* **EXERCISE**
Go through the records and write each one out again exactly.

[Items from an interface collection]
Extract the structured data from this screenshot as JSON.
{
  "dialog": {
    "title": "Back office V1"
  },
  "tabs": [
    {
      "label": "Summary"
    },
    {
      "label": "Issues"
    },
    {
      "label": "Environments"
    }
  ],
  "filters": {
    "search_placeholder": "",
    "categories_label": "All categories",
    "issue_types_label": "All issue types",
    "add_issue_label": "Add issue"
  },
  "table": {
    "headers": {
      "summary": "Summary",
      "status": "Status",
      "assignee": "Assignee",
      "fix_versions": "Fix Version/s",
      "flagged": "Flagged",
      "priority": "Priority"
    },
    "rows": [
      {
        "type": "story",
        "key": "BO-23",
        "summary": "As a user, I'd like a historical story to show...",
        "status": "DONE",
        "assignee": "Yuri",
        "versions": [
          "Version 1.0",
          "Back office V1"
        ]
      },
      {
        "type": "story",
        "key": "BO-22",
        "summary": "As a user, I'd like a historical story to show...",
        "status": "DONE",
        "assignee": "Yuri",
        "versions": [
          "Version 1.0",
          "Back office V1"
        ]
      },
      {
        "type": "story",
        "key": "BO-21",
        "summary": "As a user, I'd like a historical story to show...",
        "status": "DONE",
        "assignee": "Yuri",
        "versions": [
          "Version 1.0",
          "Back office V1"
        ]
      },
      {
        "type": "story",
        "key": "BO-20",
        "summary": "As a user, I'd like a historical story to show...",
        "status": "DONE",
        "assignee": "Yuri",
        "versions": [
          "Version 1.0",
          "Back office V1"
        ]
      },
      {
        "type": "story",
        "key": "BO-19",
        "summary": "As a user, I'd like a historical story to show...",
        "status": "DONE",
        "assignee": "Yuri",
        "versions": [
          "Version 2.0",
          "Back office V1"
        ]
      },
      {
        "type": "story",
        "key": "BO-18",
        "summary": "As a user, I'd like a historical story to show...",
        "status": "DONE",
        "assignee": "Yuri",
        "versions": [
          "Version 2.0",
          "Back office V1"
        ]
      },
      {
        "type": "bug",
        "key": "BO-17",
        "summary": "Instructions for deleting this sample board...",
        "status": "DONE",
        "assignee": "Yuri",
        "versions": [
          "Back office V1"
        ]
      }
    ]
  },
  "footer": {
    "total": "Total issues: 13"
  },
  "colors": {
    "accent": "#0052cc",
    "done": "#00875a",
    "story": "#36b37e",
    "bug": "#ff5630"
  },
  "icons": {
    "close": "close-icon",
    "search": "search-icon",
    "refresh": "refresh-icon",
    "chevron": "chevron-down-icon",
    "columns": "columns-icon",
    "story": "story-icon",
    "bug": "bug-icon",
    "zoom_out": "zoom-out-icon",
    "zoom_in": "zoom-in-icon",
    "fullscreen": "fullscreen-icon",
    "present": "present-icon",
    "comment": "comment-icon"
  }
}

* **WRITTEN REPLY**
Extract the structured data from this screenshot as JSON.
{
  "dialog": {
    "title": "Back office V1"
  },
  "tabs": [
    {
      "label": "Summary"
    },
    {
      "label": "Issues"
    },
    {
      "label": "Environments"
    }
  ],
  "filters": {
    "search_placeholder": "",
    "categories_label": "All categories",
    "issue_types_label": "All issue types",
    "add_issue_label": "Add issue"
  },
  "table": {
    "headers": {
      "summary": "Summary",
      "status": "Status",
      "assignee": "Assignee",
      "fix_versions": "Fix Version/s",
      "flagged": "Flagged",
      "priority": "Priority"
    },
    "rows": [
      {
        "type": "story",
        "key": "BO-23",
        "summary": "As a user, I'd like a historical story to show...",
        "status": "DONE",
        "assignee": "Yuri",
        "versions": [
          "Version 1.0",
          "Back office V1"
        ]
      },
      {
        "type": "story",
        "key": "BO-22",
        "summary": "As a user, I'd like a historical story to show...",
        "status": "DONE",
        "assignee": "Yuri",
        "versions": [
          "Version 1.0",
          "Back office V1"
        ]
      },
      {
        "type": "story",
        "key": "BO-21",
        "summary": "As a user, I'd like a historical story to show...",
        "status": "DONE",
        "assignee": "Yuri",
        "versions": [
          "Version 1.0",
          "Back office V1"
        ]
      },
      {
        "type": "story",
        "key": "BO-20",
        "summary": "As a user, I'd like a historical story to show...",
        "status": "DONE",
        "assignee": "Yuri",
        "versions": [
          "Version 1.0",
          "Back office V1"
        ]
      },
      {
        "type": "story",
        "key": "BO-19",
        "summary": "As a user, I'd like a historical story to show...",
        "status": "DONE",
        "assignee": "Yuri",
        "versions": [
          "Version 2.0",
          "Back office V1"
        ]
      },
      {
        "type": "story",
        "key": "BO-18",
        "summary": "As a user, I'd like a historical story to show...",
        "status": "DONE",
        "assignee": "Yuri",
        "versions": [
          "Version 2.0",
          "Back office V1"
        ]
      },
      {
        "type": "bug",
        "key": "BO-17",
        "summary": "Instructions for deleting this sample board...",
        "status": "DONE",
        "assignee": "Yuri",
        "versions": [
          "Back office V1"
        ]
      }
    ]
  },
  "footer": {
    "total": "Total issues: 13"
  },
  "colors": {
    "accent": "#0052cc",
    "done": "#00875a",
    "story": "#36b37e",
    "bug": "#ff5630"
  },
  "icons": {
    "close": "close-icon",
    "search": "search-icon",
    "refresh": "refresh-icon",
    "chevron": "chevron-down-icon",
    "columns": "columns-icon",
    "story": "story-icon",
    "bug": "bug-icon",
    "zoom_out": "zoom-out-icon",
    "zoom_in": "zoom-in-icon",
    "fullscreen": "fullscreen-icon",
    "present": "present-icon",
    "comment": "comment-icon"
  }
}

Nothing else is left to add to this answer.